Web page and app entries
● ● ● ● ●

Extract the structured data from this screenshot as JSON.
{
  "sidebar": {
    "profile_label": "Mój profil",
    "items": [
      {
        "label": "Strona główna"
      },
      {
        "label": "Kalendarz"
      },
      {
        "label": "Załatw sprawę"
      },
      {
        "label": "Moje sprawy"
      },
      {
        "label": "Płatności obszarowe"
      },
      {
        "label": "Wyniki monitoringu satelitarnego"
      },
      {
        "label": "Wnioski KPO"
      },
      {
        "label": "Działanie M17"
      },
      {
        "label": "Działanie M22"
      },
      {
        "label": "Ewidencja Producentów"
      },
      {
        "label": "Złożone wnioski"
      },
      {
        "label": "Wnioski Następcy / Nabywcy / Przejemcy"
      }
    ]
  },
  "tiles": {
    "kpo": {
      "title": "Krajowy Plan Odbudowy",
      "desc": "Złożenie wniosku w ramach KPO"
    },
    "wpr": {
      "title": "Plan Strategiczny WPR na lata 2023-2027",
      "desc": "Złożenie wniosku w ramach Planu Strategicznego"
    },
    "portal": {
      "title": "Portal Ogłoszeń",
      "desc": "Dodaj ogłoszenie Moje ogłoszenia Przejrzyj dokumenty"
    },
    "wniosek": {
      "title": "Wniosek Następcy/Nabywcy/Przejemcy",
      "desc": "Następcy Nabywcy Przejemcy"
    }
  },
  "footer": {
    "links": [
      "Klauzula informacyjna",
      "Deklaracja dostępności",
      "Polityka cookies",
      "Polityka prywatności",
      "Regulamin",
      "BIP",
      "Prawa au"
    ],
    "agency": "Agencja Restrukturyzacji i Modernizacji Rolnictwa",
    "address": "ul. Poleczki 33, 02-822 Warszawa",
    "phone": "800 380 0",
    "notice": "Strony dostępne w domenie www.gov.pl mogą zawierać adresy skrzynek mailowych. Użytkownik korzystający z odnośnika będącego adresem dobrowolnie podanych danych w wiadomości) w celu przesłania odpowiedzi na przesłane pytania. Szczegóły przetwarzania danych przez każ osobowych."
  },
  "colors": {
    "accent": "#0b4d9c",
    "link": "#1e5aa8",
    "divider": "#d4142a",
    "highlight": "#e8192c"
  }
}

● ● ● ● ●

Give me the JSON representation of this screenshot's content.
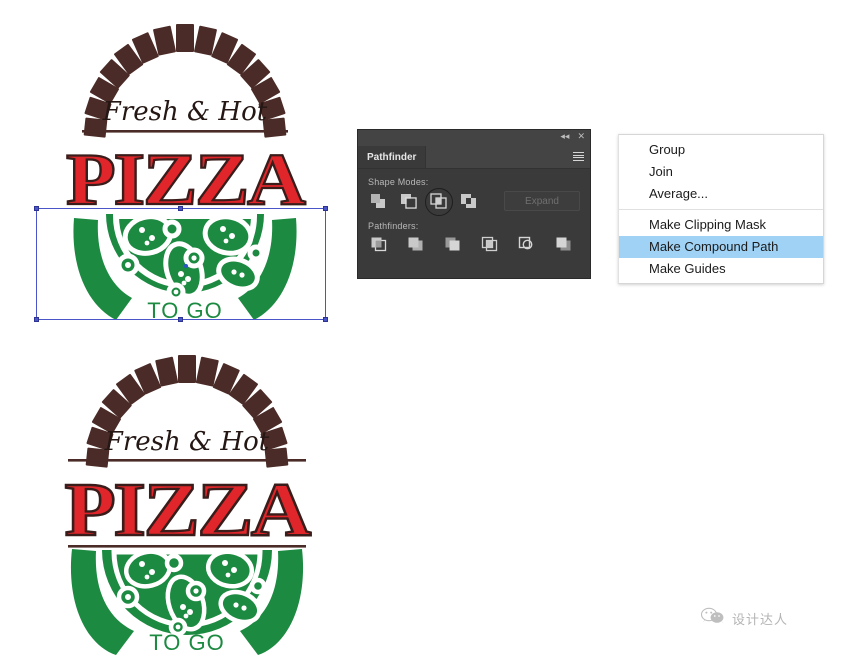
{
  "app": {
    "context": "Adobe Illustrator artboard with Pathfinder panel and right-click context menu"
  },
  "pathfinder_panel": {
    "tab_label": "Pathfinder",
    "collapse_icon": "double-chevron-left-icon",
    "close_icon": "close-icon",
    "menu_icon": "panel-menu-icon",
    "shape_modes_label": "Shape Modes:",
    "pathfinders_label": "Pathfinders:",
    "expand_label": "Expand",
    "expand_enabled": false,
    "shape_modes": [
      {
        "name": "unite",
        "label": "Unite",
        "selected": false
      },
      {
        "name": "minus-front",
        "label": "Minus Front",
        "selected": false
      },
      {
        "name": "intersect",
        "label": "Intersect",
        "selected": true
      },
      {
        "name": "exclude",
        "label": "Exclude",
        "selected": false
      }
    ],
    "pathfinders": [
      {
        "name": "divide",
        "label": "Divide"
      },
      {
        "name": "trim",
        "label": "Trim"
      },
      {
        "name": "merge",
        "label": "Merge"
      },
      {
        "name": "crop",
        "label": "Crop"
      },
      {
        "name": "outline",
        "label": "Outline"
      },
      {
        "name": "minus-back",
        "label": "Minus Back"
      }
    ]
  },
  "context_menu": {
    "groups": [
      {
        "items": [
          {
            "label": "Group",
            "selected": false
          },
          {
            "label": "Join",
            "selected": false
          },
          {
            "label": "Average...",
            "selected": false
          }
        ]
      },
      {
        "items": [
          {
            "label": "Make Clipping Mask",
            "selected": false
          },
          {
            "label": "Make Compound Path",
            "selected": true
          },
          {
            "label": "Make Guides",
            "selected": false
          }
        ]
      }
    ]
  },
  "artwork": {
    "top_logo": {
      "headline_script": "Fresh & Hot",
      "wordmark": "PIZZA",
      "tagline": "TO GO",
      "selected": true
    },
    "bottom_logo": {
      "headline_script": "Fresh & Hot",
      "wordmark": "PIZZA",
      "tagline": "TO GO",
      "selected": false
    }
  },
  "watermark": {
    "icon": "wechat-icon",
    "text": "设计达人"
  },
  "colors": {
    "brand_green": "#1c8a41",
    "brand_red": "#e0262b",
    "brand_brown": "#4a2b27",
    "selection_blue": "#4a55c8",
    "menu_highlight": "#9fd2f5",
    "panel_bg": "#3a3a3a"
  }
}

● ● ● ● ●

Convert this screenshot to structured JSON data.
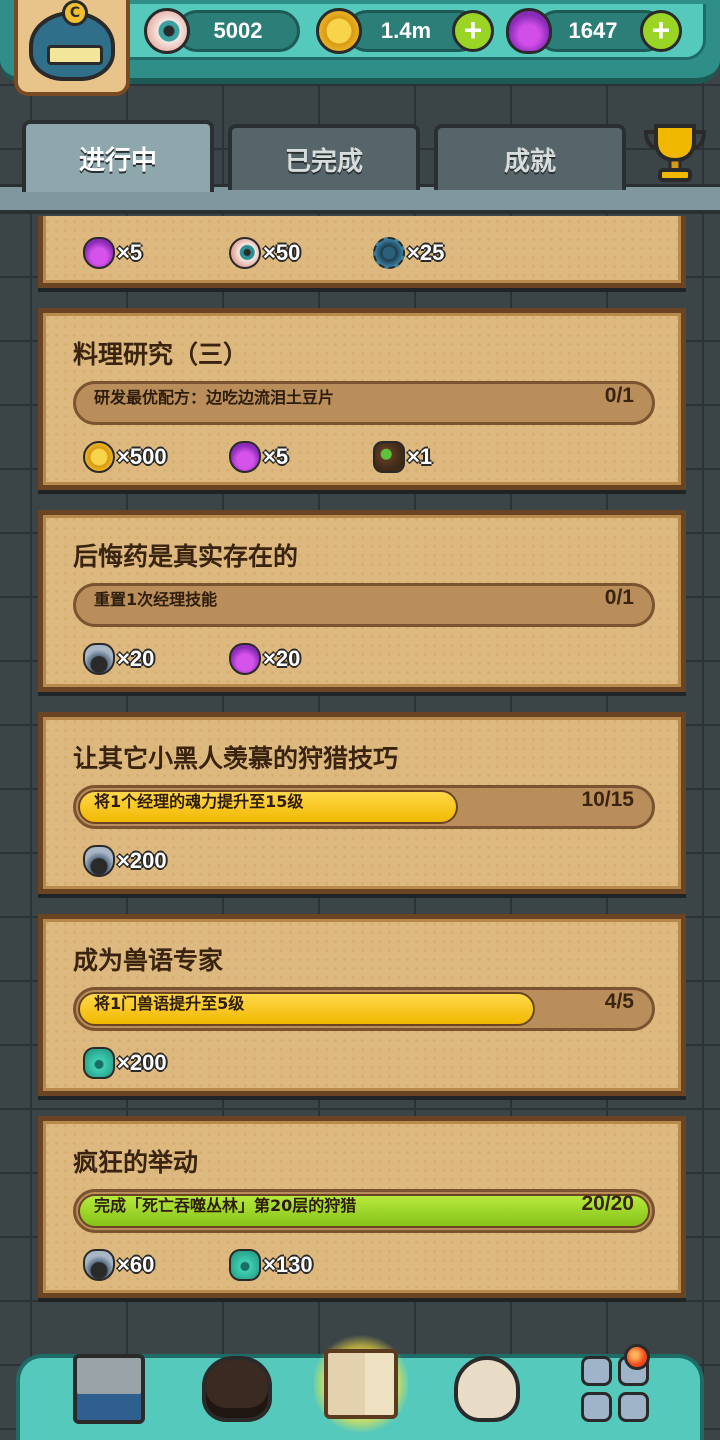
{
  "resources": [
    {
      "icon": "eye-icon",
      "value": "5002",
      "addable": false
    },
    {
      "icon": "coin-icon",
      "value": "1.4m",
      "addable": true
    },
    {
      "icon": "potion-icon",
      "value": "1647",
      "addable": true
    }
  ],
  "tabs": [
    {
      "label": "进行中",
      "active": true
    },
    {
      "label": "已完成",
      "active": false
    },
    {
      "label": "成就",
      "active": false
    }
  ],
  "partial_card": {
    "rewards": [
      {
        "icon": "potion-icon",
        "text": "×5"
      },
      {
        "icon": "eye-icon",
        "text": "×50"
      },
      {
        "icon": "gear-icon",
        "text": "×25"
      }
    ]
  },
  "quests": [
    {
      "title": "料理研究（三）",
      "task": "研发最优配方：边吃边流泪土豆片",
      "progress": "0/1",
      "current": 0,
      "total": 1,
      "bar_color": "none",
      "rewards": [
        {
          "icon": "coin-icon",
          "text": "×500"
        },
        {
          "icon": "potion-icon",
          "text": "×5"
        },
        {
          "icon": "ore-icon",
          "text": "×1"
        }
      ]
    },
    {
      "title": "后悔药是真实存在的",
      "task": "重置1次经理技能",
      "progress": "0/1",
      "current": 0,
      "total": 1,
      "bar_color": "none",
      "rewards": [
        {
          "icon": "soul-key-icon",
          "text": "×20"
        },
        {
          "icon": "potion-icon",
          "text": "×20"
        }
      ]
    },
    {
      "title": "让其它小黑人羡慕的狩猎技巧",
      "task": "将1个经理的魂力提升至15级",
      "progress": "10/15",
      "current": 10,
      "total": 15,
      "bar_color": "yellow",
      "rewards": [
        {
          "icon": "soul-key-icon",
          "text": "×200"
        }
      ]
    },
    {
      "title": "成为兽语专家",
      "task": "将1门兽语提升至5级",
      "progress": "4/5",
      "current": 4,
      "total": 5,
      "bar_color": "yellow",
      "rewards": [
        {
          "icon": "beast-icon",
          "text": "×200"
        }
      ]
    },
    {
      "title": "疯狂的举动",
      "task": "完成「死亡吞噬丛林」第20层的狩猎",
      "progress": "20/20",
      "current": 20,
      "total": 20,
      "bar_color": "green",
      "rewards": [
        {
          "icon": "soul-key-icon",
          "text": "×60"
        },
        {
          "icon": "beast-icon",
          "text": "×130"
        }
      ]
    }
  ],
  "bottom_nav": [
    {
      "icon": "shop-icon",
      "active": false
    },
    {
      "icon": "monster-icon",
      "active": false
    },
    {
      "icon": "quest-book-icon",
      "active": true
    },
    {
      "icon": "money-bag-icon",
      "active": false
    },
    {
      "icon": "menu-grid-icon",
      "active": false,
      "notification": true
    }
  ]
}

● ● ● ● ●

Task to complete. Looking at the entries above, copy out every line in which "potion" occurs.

Your response.
      "icon": "potion-icon",
        "icon": "potion-icon",
          "icon": "potion-icon",
          "icon": "potion-icon",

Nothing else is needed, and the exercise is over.